That perception could not be further from the truth. Something inspires, enthusiasm is infectious, and a magical stardust is cast which brings everyone to learning, individually, collectively, socially.
It was a few days later that we stumbled on a promotion stall for the Monmouth Archaeological Society at a street fair. Amongst the table-top display of artefacts – bent and battered bits of bronze labelled “jewellery”, cracked crazed crockery, arrow heads and pins – a measly collection of just two or three clay pipe bowls, all the products of local excavations. It was Ben, always interest in the ancient, who spotted the stall and summoned the dispersed family members via his mobile phone. As each received the “clay-pipes at two o’clock” alert they hurried to meet their brother.

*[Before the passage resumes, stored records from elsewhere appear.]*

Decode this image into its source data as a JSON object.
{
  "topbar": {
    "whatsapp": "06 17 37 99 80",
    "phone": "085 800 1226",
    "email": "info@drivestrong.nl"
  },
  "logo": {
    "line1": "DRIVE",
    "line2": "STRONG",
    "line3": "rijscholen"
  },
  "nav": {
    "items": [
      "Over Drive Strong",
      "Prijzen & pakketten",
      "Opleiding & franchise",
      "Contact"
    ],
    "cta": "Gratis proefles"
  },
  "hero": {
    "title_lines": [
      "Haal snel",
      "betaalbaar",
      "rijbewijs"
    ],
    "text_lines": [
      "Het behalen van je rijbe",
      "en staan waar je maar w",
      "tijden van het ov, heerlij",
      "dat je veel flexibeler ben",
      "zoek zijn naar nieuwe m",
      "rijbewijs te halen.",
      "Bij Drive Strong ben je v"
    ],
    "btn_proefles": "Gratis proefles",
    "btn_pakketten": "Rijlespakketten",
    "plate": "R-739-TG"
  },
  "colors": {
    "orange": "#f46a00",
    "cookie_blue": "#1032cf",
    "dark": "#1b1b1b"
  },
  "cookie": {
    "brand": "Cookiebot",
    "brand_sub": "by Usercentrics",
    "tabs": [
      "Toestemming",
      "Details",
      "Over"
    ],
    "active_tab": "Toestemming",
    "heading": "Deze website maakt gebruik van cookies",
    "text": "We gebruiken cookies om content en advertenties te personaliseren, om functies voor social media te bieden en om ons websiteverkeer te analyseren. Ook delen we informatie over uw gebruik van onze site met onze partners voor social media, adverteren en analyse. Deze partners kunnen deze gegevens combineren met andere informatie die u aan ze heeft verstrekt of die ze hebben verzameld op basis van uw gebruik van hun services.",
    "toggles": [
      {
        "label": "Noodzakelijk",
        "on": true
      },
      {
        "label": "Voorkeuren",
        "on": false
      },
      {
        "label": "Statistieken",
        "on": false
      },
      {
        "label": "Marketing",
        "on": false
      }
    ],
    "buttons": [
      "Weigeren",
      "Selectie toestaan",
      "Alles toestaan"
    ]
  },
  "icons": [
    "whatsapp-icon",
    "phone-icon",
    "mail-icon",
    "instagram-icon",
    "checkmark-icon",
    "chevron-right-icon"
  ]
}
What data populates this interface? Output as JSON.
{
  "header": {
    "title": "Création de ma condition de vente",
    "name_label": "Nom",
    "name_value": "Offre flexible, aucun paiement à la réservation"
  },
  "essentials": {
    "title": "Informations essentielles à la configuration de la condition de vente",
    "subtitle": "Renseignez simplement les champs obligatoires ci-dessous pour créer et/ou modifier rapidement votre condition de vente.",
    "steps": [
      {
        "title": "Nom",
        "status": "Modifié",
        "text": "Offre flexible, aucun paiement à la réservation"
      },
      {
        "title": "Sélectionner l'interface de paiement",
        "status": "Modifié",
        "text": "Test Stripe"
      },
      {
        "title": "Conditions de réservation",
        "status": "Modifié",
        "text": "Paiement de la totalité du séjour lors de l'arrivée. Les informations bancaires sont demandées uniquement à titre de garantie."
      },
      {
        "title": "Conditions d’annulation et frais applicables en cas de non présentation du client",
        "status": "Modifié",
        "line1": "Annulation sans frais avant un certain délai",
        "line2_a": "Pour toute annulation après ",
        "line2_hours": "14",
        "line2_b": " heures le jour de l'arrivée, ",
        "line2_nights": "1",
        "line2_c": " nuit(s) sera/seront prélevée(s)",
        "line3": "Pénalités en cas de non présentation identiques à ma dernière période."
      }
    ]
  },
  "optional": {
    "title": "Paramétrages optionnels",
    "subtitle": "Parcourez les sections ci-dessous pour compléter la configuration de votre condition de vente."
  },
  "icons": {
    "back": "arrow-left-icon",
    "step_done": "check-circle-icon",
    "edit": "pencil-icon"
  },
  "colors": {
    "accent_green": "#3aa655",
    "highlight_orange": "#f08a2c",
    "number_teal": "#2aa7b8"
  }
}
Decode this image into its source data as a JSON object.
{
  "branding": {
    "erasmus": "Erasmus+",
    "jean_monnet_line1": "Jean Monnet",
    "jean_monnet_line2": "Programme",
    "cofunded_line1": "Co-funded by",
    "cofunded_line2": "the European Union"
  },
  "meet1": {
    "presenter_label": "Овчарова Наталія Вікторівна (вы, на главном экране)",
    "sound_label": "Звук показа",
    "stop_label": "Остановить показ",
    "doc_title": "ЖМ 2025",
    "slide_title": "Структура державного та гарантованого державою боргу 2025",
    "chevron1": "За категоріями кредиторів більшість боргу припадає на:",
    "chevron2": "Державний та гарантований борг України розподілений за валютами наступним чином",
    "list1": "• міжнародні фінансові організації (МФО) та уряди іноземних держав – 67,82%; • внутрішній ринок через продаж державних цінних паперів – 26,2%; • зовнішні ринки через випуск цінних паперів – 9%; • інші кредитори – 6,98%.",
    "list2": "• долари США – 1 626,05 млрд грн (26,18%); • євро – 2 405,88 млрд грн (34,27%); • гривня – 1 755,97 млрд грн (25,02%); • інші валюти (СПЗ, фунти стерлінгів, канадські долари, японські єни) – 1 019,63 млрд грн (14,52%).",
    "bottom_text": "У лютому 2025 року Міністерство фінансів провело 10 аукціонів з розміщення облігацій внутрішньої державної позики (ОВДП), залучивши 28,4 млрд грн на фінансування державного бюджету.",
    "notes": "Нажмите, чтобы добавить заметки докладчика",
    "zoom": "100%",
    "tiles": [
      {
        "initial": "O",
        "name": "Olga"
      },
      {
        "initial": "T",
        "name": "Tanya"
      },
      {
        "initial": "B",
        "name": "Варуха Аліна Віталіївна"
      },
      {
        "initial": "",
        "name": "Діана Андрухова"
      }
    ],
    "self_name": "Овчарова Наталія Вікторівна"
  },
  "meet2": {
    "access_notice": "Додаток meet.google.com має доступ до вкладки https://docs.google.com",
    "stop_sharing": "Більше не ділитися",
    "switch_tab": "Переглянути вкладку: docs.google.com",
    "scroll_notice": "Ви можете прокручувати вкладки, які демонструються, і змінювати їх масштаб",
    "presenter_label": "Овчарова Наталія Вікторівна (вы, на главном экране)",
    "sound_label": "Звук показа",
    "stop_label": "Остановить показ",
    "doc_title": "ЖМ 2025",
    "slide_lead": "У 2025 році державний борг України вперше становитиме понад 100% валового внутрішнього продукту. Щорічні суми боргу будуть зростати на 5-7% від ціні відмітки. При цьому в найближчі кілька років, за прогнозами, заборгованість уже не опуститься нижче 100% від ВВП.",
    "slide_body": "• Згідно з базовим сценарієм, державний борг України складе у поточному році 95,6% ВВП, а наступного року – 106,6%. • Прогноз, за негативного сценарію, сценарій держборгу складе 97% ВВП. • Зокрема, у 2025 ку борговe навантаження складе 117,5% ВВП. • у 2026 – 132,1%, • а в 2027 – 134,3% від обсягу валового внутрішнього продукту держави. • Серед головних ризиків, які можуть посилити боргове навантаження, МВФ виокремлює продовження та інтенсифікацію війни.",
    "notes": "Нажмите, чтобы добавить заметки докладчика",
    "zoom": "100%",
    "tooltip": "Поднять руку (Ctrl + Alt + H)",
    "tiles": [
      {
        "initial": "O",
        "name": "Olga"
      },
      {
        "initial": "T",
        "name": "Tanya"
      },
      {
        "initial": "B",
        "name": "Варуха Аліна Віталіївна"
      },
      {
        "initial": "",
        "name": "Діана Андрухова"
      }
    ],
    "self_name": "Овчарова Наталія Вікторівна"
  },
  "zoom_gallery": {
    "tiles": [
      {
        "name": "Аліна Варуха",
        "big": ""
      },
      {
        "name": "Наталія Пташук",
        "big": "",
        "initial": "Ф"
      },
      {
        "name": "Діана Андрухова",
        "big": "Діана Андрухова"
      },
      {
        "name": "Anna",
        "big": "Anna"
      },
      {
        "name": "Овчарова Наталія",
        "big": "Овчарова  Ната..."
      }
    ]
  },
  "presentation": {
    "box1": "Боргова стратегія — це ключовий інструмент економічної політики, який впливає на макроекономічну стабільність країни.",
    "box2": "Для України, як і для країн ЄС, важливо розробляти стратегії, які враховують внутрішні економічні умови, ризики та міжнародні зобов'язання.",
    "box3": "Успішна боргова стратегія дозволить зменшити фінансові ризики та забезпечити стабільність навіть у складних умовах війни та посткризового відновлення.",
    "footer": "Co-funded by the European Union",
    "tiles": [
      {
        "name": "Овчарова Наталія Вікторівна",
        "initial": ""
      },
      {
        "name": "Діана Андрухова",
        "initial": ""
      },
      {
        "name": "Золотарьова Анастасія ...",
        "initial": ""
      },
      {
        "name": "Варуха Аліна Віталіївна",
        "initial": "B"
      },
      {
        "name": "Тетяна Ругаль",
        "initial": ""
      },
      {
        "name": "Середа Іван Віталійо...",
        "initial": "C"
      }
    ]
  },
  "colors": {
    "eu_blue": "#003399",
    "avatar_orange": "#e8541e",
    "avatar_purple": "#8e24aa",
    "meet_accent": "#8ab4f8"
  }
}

The stall-holder, a meek-mannered man with the aurora of someone expecting to be ignored, could hardly conceal his puzzlement, delight and moderate alarm as seven tall, swarthy, big-haired people swamped the display frontage enquiring earnestly about his clay pipes.
“Well, you see, all the men smoked these until, ooh, about a hundred and fifty years ago. Tiny bowls like this are oldest; tobacco was expensive and a luxury in the Eighteenth century. As it became cheaper, they produced bigger pipes, like this…” He handed Ben a clay bowl decorated with the jolly face of a bearded man. “If you want to know more, do join the Society”, he called, waving a leaflet after the departing horde.
Back home, the dig resumed with new vigour as the search was on for a truly treasuresome find. The pile of clay pipes grew daily, along with the length and depth of the trench. The purpose of the dig, however, was I felt, in danger of being lost to the quest for buried booty. What I had missed, and they had spotted, was a price tag on the clay bowl at the fair to the tune of £5.
Now, without any formal mathematical education, my brood are more than capable of calculating the average frequency of clay-pipe occurrence, times the size of our garden, times £5. There was no stopping them now.
Mary Rose is a home educator and mother of five, three still at home. She teaches part-time in a local special school, and is a freelance writer, author of several books on home-based education and has participated in broadcasts on radio and TV covering elective home education. Mary lives with her husband in the Forest of Dean, where they are keen gardeners and keep backyard poultry, as well as several pets. When she isn’t writing, playing with her children or saving the planet, Mary and her family play music together in an English ceilidh band, travelling the country in their elderly bus to provide live music for dances at events, weddings and festivals.